Potters Bar U3A suggest Warlight by Michael Ondaatje, The Silent Patient by Alex Michaelides and An American Marriage by Tayan Jones. Here’s their review of Warlight:

‘This is an interesting insight to an aspect of the underside of Britain at the end of World War 11. Two teenagers are left in the care of a lodger whilst their parents go abroad to Singapore. The reader is introduced to shady visitors to the house and the exploits the youngsters experience at night on trips. The conclusion ties up the loose ends of the characters and their unusual activities.

I found this an excellent read with plenty to discuss.’

From Winchcombe (Glos) U3A come two recommendations: The Secret History by Donna Tartt and The Go-Between by L P Hartley

Great Glen U3A in Scotland particularly liked Take Nothing With You by Patrick Gale and A Gentleman in Moscow by Amor Towles

Edinburgh U3A recommend Gun Island by Amitrav Ghosh, Regeneration by Pat Barker and Mrs Paltry at the Claremont by Elizabeth Taylor.

Hastings and Rother U3A have a group specialising in short stories. Their latest choice is That Glimpse of Truth: 100 of the Finest Short Stories Ever Written, chosen by David Miller.


Loretta Bellman of Tunbridge Wells U3A is a co-writer on a fascinating (and very topical) book: Nursing Through The Years. She describes it thus:

‘This book is a social history, a treasure chest of recollections from nurses who trained in the 1940s to the present decade. It will appeal to a wide readership. The book follows the training and changing role of nurses over eighty years. The socio-political and historical changes that have impacted on nursing are clearly illustrated. This oral history research project is informative, entertaining, inspiring, enlightening and also controversial, often challenging the myths and misconceptions that can surround nursing today. If you are curious about nurses and their lives, this is a good read.’

For those with an interest in theatre I would recommend Nicholas Hytner’s Balancing Acts: Behind the Scenes at the National Theatre. It’s a witty and absorbing account of Hytner’s years I charge of the NT, where hi many successes included Warhorse and One Man Two Guvnors.

In Jonathan Haidt’s The Righteous Mind: Why Good People are Divided by Politics and Religion is a witty and insightful attempt to answer some of the most compelling questions about human relationships.

If you would like to nominate a book which you and/or your book group have enjoyed, please email me with details: This email address is being protected from spambots. You need JavaScript enabled to view it..

Where to buy books

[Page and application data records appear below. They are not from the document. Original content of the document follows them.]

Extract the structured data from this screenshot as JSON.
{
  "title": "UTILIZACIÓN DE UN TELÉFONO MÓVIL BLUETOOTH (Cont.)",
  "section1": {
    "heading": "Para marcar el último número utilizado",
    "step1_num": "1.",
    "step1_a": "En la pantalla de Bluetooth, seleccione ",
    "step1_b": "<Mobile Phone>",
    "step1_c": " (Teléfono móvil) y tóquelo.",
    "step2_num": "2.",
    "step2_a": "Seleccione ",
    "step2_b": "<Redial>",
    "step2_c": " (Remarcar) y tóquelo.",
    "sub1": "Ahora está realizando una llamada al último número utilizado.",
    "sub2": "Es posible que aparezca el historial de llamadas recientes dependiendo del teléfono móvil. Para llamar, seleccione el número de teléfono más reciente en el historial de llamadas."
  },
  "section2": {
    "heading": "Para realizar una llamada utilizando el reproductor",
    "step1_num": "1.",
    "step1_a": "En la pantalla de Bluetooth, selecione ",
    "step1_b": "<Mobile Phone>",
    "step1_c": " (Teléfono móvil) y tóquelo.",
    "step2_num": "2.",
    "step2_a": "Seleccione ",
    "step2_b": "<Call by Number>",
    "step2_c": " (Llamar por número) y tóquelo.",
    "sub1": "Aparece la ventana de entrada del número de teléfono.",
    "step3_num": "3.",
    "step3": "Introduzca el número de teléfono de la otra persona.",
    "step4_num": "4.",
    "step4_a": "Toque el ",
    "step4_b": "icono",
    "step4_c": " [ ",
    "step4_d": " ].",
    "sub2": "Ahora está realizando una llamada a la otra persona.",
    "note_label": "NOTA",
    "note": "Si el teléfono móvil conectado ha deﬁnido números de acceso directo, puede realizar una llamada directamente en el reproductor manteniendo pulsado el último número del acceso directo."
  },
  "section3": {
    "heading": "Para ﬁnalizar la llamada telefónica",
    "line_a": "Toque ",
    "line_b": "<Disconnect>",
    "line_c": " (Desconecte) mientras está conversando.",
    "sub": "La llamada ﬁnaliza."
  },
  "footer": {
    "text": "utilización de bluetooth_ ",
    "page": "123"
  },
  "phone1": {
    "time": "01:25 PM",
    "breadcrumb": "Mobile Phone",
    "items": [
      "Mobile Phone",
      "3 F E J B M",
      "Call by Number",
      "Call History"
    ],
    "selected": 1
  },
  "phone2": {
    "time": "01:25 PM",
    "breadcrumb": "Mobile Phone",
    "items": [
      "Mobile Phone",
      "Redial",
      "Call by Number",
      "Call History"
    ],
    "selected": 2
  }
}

Some book groups read books provided in sets by public libraries, so it may be worth checking with your local library to see what is available.

If you and your book group members are buying books, you may well wish to use local independent bookshops – especially in the current situation where many small businesses are under threat. They may be willing to offer a discount if you buy multiple copies.

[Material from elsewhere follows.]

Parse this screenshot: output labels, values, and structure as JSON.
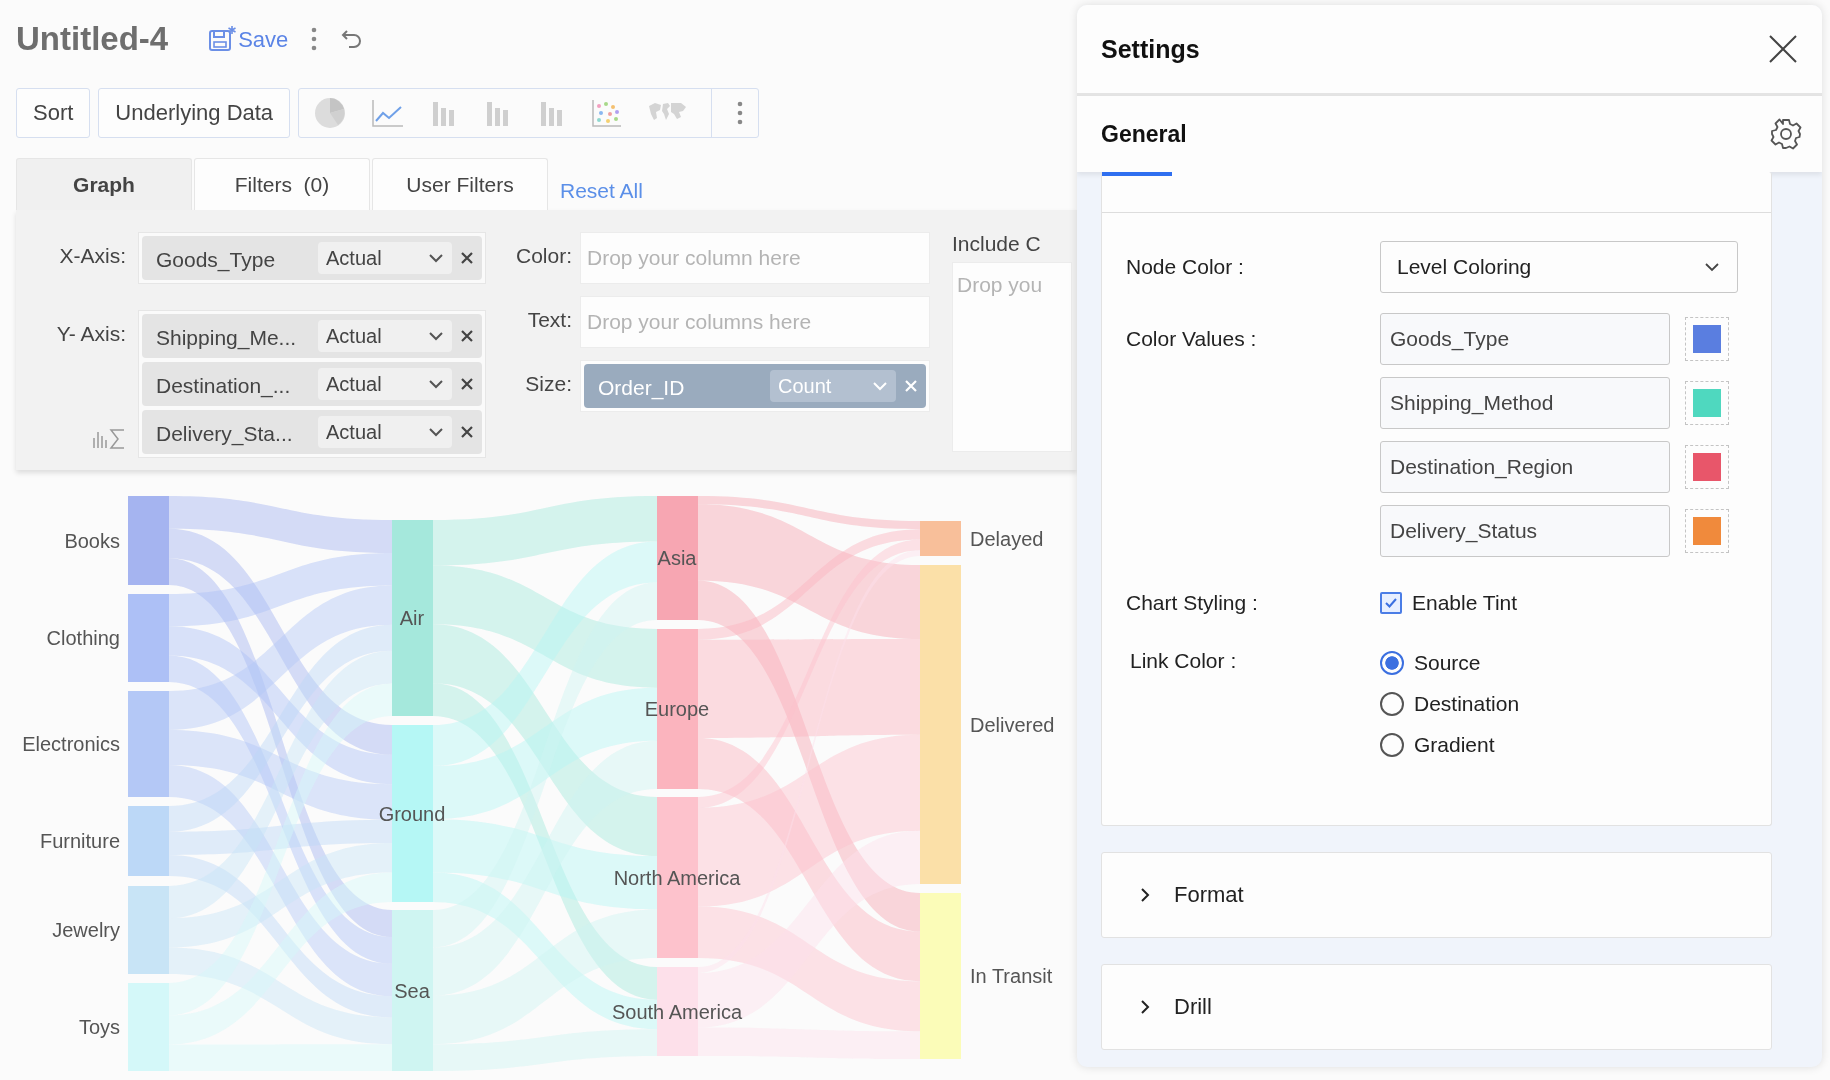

If keeping the cost down is the main priority you can buy second-hand copies of many books through online booksellers such as Abe Books and the Book Depository. You might also consider classic novels, for example, which you may find in second-hand bookshops, charity shops and market stalls.

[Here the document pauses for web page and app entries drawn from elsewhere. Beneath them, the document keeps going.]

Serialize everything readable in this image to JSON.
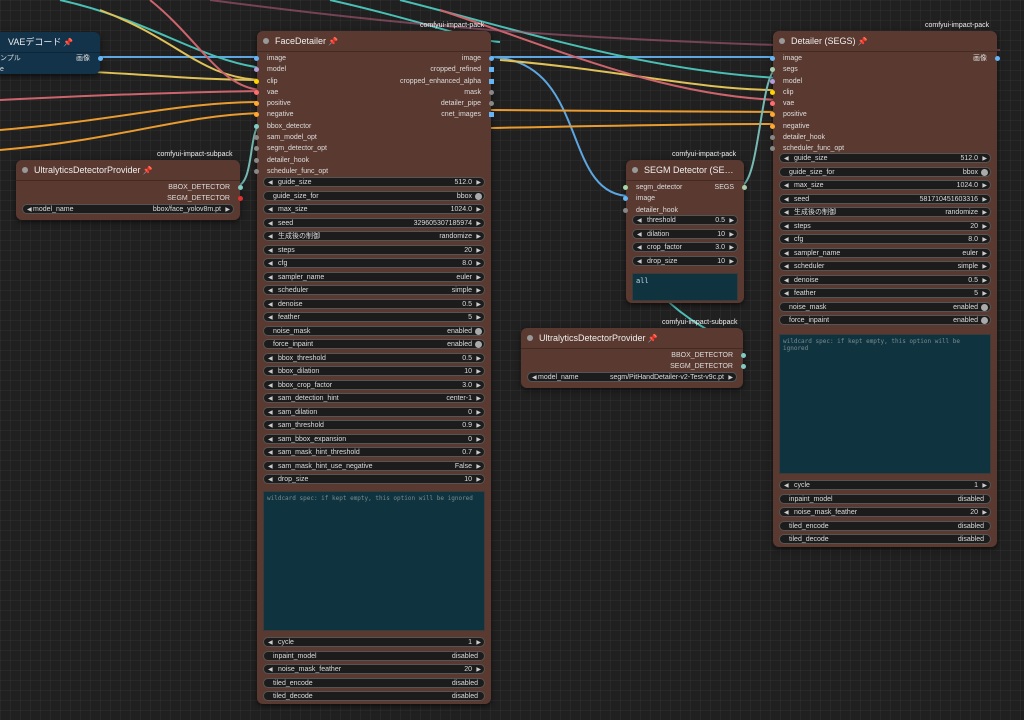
{
  "colors": {
    "image": "#64b5f6",
    "model": "#b39ddb",
    "clip": "#ffd500",
    "vae": "#ff6e6e",
    "cond": "#ffa931",
    "bbox": "#80cbc4",
    "segm": "#a5d6a7",
    "segs": "#aaccaa"
  },
  "vae_node": {
    "title": "VAEデコード",
    "input_partial": "ンプル",
    "input2_partial": "e",
    "output": "画像"
  },
  "ultra1": {
    "title": "UltralyticsDetectorProvider",
    "pack": "comfyui-impact-subpack",
    "outputs": [
      "BBOX_DETECTOR",
      "SEGM_DETECTOR"
    ],
    "model_label": "model_name",
    "model_value": "bbox/face_yolov8m.pt"
  },
  "ultra2": {
    "title": "UltralyticsDetectorProvider",
    "pack": "comfyui-impact-subpack",
    "outputs": [
      "BBOX_DETECTOR",
      "SEGM_DETECTOR"
    ],
    "model_label": "model_name",
    "model_value": "segm/PitHandDetailer-v2-Test-v9c.pt"
  },
  "face": {
    "title": "FaceDetailer",
    "pack": "comfyui-impact-pack",
    "inputs": [
      "image",
      "model",
      "clip",
      "vae",
      "positive",
      "negative",
      "bbox_detector",
      "sam_model_opt",
      "segm_detector_opt",
      "detailer_hook",
      "scheduler_func_opt"
    ],
    "outputs": [
      "image",
      "cropped_refined",
      "cropped_enhanced_alpha",
      "mask",
      "detailer_pipe",
      "cnet_images"
    ],
    "widgets": [
      {
        "label": "guide_size",
        "value": "512.0",
        "kind": "num"
      },
      {
        "label": "guide_size_for",
        "value": "bbox",
        "kind": "toggle"
      },
      {
        "label": "max_size",
        "value": "1024.0",
        "kind": "num"
      },
      {
        "label": "seed",
        "value": "329605307185974",
        "kind": "num"
      },
      {
        "label": "生成後の制御",
        "value": "randomize",
        "kind": "num"
      },
      {
        "label": "steps",
        "value": "20",
        "kind": "num"
      },
      {
        "label": "cfg",
        "value": "8.0",
        "kind": "num"
      },
      {
        "label": "sampler_name",
        "value": "euler",
        "kind": "num"
      },
      {
        "label": "scheduler",
        "value": "simple",
        "kind": "num"
      },
      {
        "label": "denoise",
        "value": "0.5",
        "kind": "num"
      },
      {
        "label": "feather",
        "value": "5",
        "kind": "num"
      },
      {
        "label": "noise_mask",
        "value": "enabled",
        "kind": "toggle"
      },
      {
        "label": "force_inpaint",
        "value": "enabled",
        "kind": "toggle"
      },
      {
        "label": "bbox_threshold",
        "value": "0.5",
        "kind": "num"
      },
      {
        "label": "bbox_dilation",
        "value": "10",
        "kind": "num"
      },
      {
        "label": "bbox_crop_factor",
        "value": "3.0",
        "kind": "num"
      },
      {
        "label": "sam_detection_hint",
        "value": "center-1",
        "kind": "num"
      },
      {
        "label": "sam_dilation",
        "value": "0",
        "kind": "num"
      },
      {
        "label": "sam_threshold",
        "value": "0.9",
        "kind": "num"
      },
      {
        "label": "sam_bbox_expansion",
        "value": "0",
        "kind": "num"
      },
      {
        "label": "sam_mask_hint_threshold",
        "value": "0.7",
        "kind": "num"
      },
      {
        "label": "sam_mask_hint_use_negative",
        "value": "False",
        "kind": "num"
      },
      {
        "label": "drop_size",
        "value": "10",
        "kind": "num"
      }
    ],
    "wildcard_placeholder": "wildcard spec: if kept empty, this option will be ignored",
    "widgets2": [
      {
        "label": "cycle",
        "value": "1",
        "kind": "num"
      },
      {
        "label": "inpaint_model",
        "value": "disabled",
        "kind": "plain"
      },
      {
        "label": "noise_mask_feather",
        "value": "20",
        "kind": "num"
      },
      {
        "label": "tiled_encode",
        "value": "disabled",
        "kind": "plain"
      },
      {
        "label": "tiled_decode",
        "value": "disabled",
        "kind": "plain"
      }
    ]
  },
  "segm": {
    "title": "SEGM Detector (SE…",
    "pack": "comfyui-impact-pack",
    "inputs": [
      "segm_detector",
      "image",
      "detailer_hook"
    ],
    "outputs": [
      "SEGS"
    ],
    "widgets": [
      {
        "label": "threshold",
        "value": "0.5",
        "kind": "num"
      },
      {
        "label": "dilation",
        "value": "10",
        "kind": "num"
      },
      {
        "label": "crop_factor",
        "value": "3.0",
        "kind": "num"
      },
      {
        "label": "drop_size",
        "value": "10",
        "kind": "num"
      }
    ],
    "text": "all"
  },
  "detailer": {
    "title": "Detailer (SEGS)",
    "pack": "comfyui-impact-pack",
    "inputs": [
      "image",
      "segs",
      "model",
      "clip",
      "vae",
      "positive",
      "negative",
      "detailer_hook",
      "scheduler_func_opt"
    ],
    "outputs": [
      "画像"
    ],
    "widgets": [
      {
        "label": "guide_size",
        "value": "512.0",
        "kind": "num"
      },
      {
        "label": "guide_size_for",
        "value": "bbox",
        "kind": "toggle"
      },
      {
        "label": "max_size",
        "value": "1024.0",
        "kind": "num"
      },
      {
        "label": "seed",
        "value": "581710451603316",
        "kind": "num"
      },
      {
        "label": "生成後の制御",
        "value": "randomize",
        "kind": "num"
      },
      {
        "label": "steps",
        "value": "20",
        "kind": "num"
      },
      {
        "label": "cfg",
        "value": "8.0",
        "kind": "num"
      },
      {
        "label": "sampler_name",
        "value": "euler",
        "kind": "num"
      },
      {
        "label": "scheduler",
        "value": "simple",
        "kind": "num"
      },
      {
        "label": "denoise",
        "value": "0.5",
        "kind": "num"
      },
      {
        "label": "feather",
        "value": "5",
        "kind": "num"
      },
      {
        "label": "noise_mask",
        "value": "enabled",
        "kind": "toggle"
      },
      {
        "label": "force_inpaint",
        "value": "enabled",
        "kind": "toggle"
      }
    ],
    "wildcard_placeholder": "wildcard spec: if kept empty, this option will be ignored",
    "widgets2": [
      {
        "label": "cycle",
        "value": "1",
        "kind": "num"
      },
      {
        "label": "inpaint_model",
        "value": "disabled",
        "kind": "plain"
      },
      {
        "label": "noise_mask_feather",
        "value": "20",
        "kind": "num"
      },
      {
        "label": "tiled_encode",
        "value": "disabled",
        "kind": "plain"
      },
      {
        "label": "tiled_decode",
        "value": "disabled",
        "kind": "plain"
      }
    ]
  }
}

If you have an e-reader such as a Kindle or Kobo you can often download classic books for free. Contemporary books are usually cheaper too. One disadvantage of e-readers is that they have different page numbering from printed books, which can make it more difficult to refer to particular pages during discussions.